“In literature there’s a perversely refreshing counteroffensive of odiferous refuseniks, a burgeoning genre you could call Repulsive Realism,” writes Hillary Kelly for Vulture. “The pioneer and reigning queen of this trendlet is Ottessa Moshfegh.” Kelly goes on to look at other “Repulsive Realism” reads, such as the recent Halle Butler novel, The New Me, and Melissa Broder’s The Pisces, books in which bad sex and unwashed armpits run rampart and “the characters manufacture their own mire and swim around in it [and] rebel against the packaging of femininity and the oppression of the lacquered image.”
Sasha Frere-Jones, who you may know from his work at The New Yorker, has listed his favorite albums of 2011, and even put together a Spotify playlist of some of his favorite singles. Isn’t that nice of him?

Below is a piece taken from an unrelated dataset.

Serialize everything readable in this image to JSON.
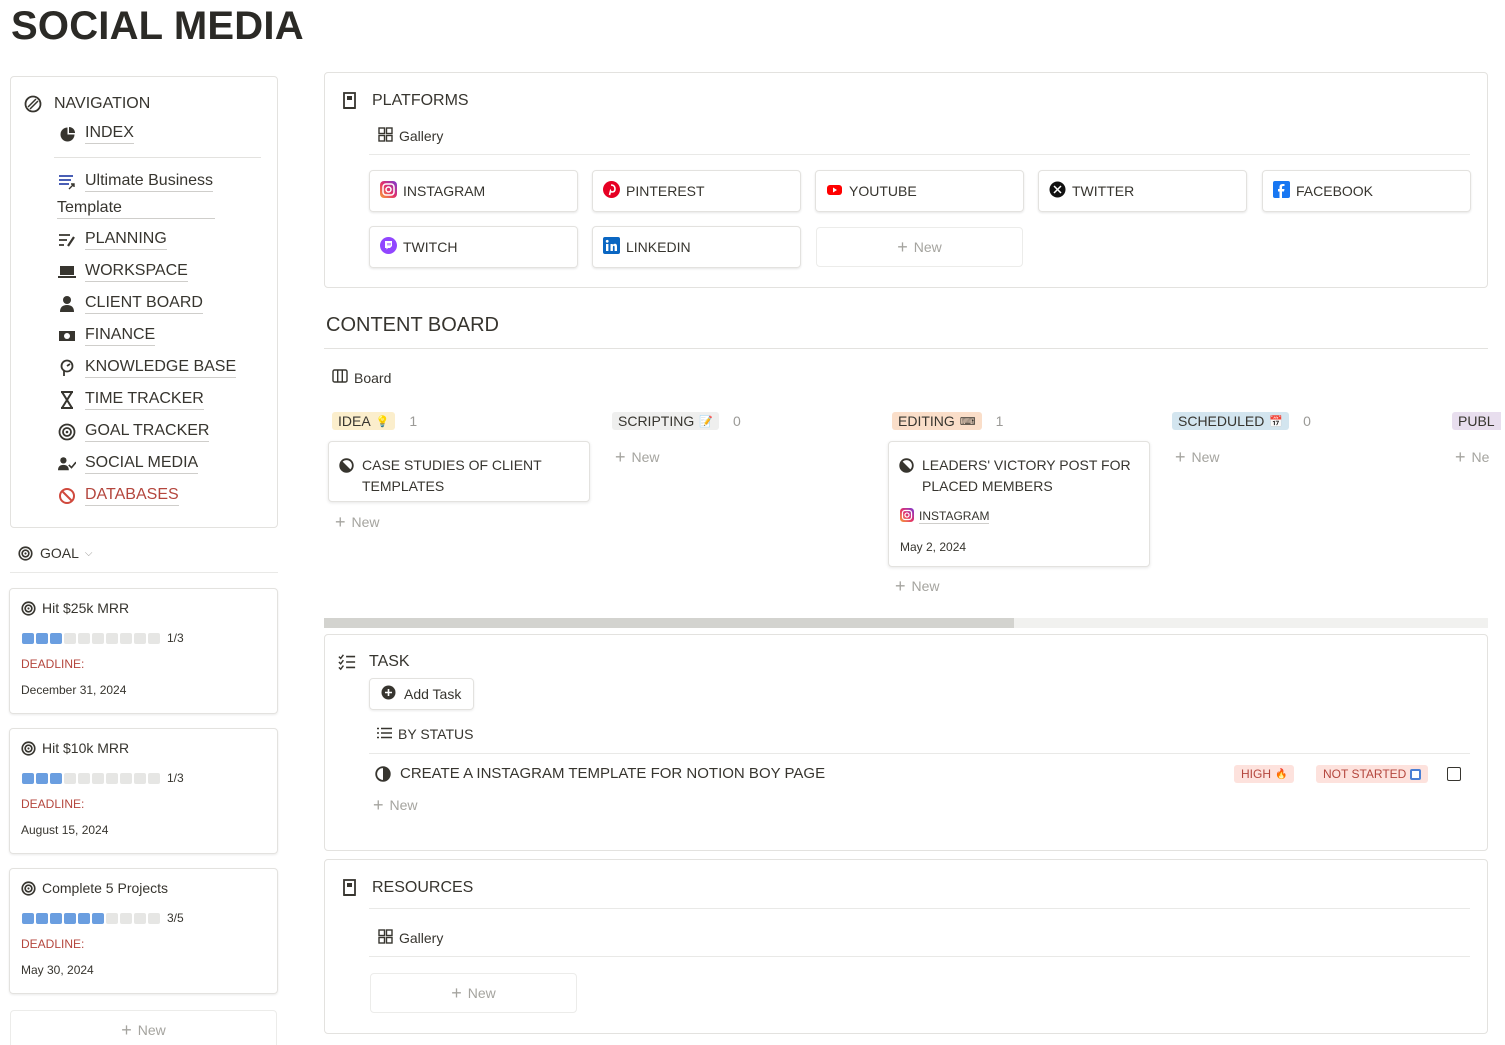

Read our own Edan Lepucki’s great review of Selfish, Shallow and Self-Absorbed: Sixteen Writers on the Decision Not to Have Kids? Then you might want to read Vivian Gornick’s complementary take on the book. In Bookforum, she reads Meghan Daum’s anthology as well as Kate Bolick’s Spinster, placing the two in a broader feminist context.
The Library of America celebrates the publication of Sherwood Anderson: Collected Stories by posting audio recordings of nine famous writers reading ten of Anderson’s famous works. Hop on over to hear readings by Charles Baxter, Siri Hustvedt, Ben Marcus, Rick Moody, and Patricia Hempl.
Max Linsky interviewed Riddle of the Labyrinth author Margalit Fox about the other career she’s had for eight years: obituary writing. Fox remarks on how obituaries have grown from being “the bastard stepchild of American journalism” into “the best gig” in the entire industry. Here’s one of my favorite Fox obituaries, by the way.